After Brunswick came Pressure Fit, the project of Reginald Chapman, another member of No BS Brass who has played with Matthew E. White, The Mountain Goats, Foxygen, and Megafaun. The band brought a more traditional jazz sound to the evening through their gorgeous and harmonically intricate compositions. Heavily featuring flutist/singer Gina Sobel, an extremely talented songwriter and multi-instrumentalist from Charlottesville, the group breezed through Chapman’s compositions, which mixed jazz instrumentation with some really evocative chord progressions and vocals that added a tinge of R&B.
The evening’s curator, McKinley Dixon, took the stage last (or McKinley Dixon & Family as he said during their set, playfully referencing the larger group of musicians with which he was playing). I’ve seen Dixon perform a number of times as he has risen to near ubiquity in the local music scene, and it’s always been tremendous and affecting. But there was something really magical about seeing him up there with his biggest group yet.
The lineup for his band has been on a rotation, but for this show the group featured the majority of the artists that have been backing him up regularly. Over top of Jake Adams and Garen Dorsey’s guitar and keys, Nathaniel Clark and Marissa Resmini added flourishes of melody with sax and violin, while Kevin Eichenberger and James Gibian held the rhythm section down tight. They rolled through their set, riding high on the energy of all the awesome bands that preceded them before inviting two members of Pressure Fit on stage to guest star on their last couple of tunes.
McKinley commanded the stage while delivering his emotional and insightful lyrics with physicality and conviction. Whenever I am at a McKinley Dixon show, I always want to move to the music because the groove is so infectious, but I find myself not being able to get lost in it. This isn’t a negative whatsoever; McKinley’s lyrics are sobering and consistently bring me back to reality, reminding me to be critical of the society that gives me rights while simultaneously withholding them from others.
Thursday’s show at The Camel was really a testament to the rewards reaped from truly listening to what others have to offer. Whether it’s something familiar or something uncomfortable, there is always value in taking the time and putting effort into really listening to the music that other human beings have put their heart and soul into presenting.

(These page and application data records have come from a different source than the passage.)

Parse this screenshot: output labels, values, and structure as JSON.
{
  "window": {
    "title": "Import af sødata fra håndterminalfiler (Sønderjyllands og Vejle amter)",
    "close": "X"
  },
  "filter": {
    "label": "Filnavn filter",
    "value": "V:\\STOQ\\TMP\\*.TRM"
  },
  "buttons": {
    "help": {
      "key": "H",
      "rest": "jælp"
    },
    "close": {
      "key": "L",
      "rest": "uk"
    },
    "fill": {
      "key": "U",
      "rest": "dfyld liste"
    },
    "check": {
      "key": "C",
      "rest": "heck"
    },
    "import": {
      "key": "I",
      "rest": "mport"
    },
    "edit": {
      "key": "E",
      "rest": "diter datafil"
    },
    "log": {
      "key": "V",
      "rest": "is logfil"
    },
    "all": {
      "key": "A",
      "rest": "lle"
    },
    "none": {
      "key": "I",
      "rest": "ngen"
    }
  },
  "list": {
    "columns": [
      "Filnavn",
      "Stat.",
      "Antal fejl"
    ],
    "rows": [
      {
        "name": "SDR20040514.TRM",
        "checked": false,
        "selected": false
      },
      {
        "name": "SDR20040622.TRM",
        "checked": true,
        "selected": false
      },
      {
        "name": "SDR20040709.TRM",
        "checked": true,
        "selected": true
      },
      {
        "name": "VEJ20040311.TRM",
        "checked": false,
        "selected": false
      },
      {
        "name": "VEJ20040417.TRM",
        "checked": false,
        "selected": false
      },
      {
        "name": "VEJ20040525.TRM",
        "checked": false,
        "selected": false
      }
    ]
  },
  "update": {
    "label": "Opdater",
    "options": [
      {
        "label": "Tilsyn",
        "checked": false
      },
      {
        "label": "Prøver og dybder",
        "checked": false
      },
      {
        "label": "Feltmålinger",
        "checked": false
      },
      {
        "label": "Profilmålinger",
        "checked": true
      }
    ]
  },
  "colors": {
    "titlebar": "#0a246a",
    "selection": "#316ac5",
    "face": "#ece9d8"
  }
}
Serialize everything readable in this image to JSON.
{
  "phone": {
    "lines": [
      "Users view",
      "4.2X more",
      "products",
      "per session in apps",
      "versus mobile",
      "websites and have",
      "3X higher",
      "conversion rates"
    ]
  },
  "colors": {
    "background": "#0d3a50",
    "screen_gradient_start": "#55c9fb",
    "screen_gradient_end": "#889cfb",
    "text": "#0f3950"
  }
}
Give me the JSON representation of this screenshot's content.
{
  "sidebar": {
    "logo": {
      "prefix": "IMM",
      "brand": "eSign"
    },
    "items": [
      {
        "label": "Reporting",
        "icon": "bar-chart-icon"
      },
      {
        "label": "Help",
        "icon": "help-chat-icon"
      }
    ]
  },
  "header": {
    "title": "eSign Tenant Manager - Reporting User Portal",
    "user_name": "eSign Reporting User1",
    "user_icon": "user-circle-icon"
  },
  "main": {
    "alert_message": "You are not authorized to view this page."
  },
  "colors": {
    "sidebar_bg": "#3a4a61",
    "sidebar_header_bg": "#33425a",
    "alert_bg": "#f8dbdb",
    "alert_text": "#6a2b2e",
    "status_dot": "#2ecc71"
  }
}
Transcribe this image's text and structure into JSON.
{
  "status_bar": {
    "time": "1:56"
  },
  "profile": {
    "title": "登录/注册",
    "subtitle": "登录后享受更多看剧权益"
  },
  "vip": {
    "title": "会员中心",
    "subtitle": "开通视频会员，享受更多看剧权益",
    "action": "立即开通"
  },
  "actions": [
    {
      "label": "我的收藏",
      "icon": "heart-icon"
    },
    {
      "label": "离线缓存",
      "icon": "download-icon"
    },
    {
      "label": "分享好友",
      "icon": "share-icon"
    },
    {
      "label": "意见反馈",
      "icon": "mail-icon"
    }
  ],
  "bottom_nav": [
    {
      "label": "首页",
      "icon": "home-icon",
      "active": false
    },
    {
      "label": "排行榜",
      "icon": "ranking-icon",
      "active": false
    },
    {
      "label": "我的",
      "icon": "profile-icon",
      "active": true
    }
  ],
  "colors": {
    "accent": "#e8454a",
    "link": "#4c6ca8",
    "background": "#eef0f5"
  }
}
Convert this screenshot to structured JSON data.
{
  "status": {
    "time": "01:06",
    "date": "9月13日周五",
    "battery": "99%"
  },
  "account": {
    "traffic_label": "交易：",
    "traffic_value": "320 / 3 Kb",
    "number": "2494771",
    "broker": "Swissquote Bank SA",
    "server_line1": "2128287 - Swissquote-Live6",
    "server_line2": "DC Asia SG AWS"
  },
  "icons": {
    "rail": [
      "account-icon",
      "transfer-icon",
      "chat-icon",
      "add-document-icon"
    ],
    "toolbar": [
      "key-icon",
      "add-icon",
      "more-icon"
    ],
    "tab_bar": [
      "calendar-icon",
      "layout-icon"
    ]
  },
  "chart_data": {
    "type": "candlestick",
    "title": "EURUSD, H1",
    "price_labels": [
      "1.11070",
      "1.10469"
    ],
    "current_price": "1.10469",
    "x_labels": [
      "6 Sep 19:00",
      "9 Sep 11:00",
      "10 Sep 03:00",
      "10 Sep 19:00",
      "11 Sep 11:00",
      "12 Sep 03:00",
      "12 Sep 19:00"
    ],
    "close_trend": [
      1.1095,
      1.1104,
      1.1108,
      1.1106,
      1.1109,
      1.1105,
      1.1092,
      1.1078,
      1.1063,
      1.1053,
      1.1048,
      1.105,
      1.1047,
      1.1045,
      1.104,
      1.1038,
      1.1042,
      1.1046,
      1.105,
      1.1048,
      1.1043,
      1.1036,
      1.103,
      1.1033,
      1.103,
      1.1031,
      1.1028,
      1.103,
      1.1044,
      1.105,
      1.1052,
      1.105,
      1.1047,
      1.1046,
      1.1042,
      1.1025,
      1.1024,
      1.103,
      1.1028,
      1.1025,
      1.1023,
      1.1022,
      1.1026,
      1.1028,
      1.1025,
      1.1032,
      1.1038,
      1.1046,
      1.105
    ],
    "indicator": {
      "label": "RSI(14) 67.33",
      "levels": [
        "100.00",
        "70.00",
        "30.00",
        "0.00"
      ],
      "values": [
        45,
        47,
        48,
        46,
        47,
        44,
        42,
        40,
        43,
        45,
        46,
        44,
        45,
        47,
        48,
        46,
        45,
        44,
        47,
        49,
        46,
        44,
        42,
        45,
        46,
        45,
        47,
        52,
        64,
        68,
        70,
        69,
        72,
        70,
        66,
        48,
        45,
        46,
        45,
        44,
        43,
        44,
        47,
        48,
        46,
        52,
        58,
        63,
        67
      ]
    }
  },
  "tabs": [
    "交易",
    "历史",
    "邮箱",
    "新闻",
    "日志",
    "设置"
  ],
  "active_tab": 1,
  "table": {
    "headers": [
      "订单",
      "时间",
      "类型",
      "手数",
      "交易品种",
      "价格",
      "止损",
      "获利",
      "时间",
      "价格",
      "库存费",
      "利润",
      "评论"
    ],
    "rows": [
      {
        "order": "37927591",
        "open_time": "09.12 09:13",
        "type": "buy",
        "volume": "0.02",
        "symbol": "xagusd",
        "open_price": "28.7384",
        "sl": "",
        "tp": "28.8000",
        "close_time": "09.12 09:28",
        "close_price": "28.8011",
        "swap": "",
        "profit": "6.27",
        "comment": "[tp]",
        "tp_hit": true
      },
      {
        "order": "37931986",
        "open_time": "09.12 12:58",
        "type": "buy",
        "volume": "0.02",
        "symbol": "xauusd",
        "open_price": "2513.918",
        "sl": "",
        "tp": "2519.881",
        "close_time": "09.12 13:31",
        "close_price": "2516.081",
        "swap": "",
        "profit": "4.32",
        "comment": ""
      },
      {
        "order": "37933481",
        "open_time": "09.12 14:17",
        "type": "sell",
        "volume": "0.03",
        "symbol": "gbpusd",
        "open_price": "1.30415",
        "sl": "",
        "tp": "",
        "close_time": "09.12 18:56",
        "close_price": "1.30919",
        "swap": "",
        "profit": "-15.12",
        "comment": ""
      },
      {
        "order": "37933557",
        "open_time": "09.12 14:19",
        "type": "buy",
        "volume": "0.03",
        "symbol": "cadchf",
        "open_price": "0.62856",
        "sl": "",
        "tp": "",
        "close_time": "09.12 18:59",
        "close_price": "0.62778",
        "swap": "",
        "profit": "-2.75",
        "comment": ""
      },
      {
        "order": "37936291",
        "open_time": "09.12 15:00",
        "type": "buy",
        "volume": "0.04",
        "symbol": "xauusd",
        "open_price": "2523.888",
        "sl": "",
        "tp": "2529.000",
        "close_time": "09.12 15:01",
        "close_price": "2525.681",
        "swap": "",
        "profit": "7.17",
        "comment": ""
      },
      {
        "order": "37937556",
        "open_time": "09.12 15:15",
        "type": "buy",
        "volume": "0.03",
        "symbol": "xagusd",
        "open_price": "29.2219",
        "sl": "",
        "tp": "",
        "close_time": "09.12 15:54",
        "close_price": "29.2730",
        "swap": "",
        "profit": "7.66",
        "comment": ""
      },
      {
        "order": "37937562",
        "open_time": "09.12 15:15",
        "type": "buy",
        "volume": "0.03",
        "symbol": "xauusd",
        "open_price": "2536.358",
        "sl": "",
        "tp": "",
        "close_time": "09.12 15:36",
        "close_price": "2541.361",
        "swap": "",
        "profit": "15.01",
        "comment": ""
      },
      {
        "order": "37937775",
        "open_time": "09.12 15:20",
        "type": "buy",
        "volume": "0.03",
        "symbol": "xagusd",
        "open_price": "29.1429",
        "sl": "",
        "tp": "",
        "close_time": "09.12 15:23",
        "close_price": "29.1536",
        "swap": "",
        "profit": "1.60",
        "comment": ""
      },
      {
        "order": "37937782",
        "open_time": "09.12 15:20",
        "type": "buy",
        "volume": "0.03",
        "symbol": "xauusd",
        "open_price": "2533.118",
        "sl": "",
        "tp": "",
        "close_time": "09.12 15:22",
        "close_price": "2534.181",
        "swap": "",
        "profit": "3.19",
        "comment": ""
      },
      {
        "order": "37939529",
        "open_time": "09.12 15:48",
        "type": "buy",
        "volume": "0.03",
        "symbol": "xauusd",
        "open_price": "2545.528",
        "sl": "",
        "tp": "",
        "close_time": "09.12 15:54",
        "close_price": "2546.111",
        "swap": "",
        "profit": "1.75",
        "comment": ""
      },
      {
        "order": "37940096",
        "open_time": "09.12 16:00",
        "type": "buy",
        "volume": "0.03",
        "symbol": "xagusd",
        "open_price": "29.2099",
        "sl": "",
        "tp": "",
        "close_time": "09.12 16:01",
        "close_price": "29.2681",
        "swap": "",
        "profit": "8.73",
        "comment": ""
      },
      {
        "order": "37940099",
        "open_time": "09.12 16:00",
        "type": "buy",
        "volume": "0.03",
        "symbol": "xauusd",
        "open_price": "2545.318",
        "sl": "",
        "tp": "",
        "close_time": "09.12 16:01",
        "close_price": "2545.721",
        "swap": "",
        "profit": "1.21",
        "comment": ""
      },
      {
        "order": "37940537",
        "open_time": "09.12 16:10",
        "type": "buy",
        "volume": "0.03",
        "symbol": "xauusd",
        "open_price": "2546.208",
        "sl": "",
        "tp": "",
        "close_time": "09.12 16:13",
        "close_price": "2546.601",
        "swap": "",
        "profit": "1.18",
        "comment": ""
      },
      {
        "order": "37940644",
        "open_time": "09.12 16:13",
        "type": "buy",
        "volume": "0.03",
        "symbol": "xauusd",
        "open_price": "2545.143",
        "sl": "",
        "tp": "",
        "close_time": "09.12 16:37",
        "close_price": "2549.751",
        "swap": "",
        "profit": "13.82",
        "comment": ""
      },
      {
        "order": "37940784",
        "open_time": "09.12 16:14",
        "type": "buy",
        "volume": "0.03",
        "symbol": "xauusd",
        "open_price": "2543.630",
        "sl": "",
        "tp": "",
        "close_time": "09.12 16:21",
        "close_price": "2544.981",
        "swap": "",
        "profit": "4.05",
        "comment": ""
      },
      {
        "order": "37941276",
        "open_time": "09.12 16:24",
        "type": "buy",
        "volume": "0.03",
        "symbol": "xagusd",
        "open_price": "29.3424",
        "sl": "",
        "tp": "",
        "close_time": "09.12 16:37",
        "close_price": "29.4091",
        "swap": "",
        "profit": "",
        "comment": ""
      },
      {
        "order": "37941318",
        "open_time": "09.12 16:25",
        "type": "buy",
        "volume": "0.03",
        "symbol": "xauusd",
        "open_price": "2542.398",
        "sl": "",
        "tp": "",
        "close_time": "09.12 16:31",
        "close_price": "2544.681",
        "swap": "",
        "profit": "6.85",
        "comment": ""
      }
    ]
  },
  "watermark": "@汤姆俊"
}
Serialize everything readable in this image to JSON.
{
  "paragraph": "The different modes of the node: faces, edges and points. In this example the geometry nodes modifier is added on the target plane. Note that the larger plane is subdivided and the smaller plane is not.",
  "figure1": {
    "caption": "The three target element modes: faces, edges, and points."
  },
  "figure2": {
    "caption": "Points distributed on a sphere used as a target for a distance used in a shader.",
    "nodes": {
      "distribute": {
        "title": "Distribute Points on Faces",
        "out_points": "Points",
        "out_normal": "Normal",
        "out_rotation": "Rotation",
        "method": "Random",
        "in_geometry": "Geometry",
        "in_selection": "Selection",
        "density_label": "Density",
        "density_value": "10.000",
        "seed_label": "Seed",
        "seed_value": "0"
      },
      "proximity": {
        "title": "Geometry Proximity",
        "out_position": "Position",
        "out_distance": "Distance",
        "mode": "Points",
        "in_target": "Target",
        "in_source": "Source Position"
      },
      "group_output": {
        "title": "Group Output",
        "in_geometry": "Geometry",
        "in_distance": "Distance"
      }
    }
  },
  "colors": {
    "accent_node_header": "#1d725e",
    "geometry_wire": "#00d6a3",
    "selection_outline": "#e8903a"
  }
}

Check out photos by Ashley Travis and Rebekah Brunson below:
McKinley Dixon & Friends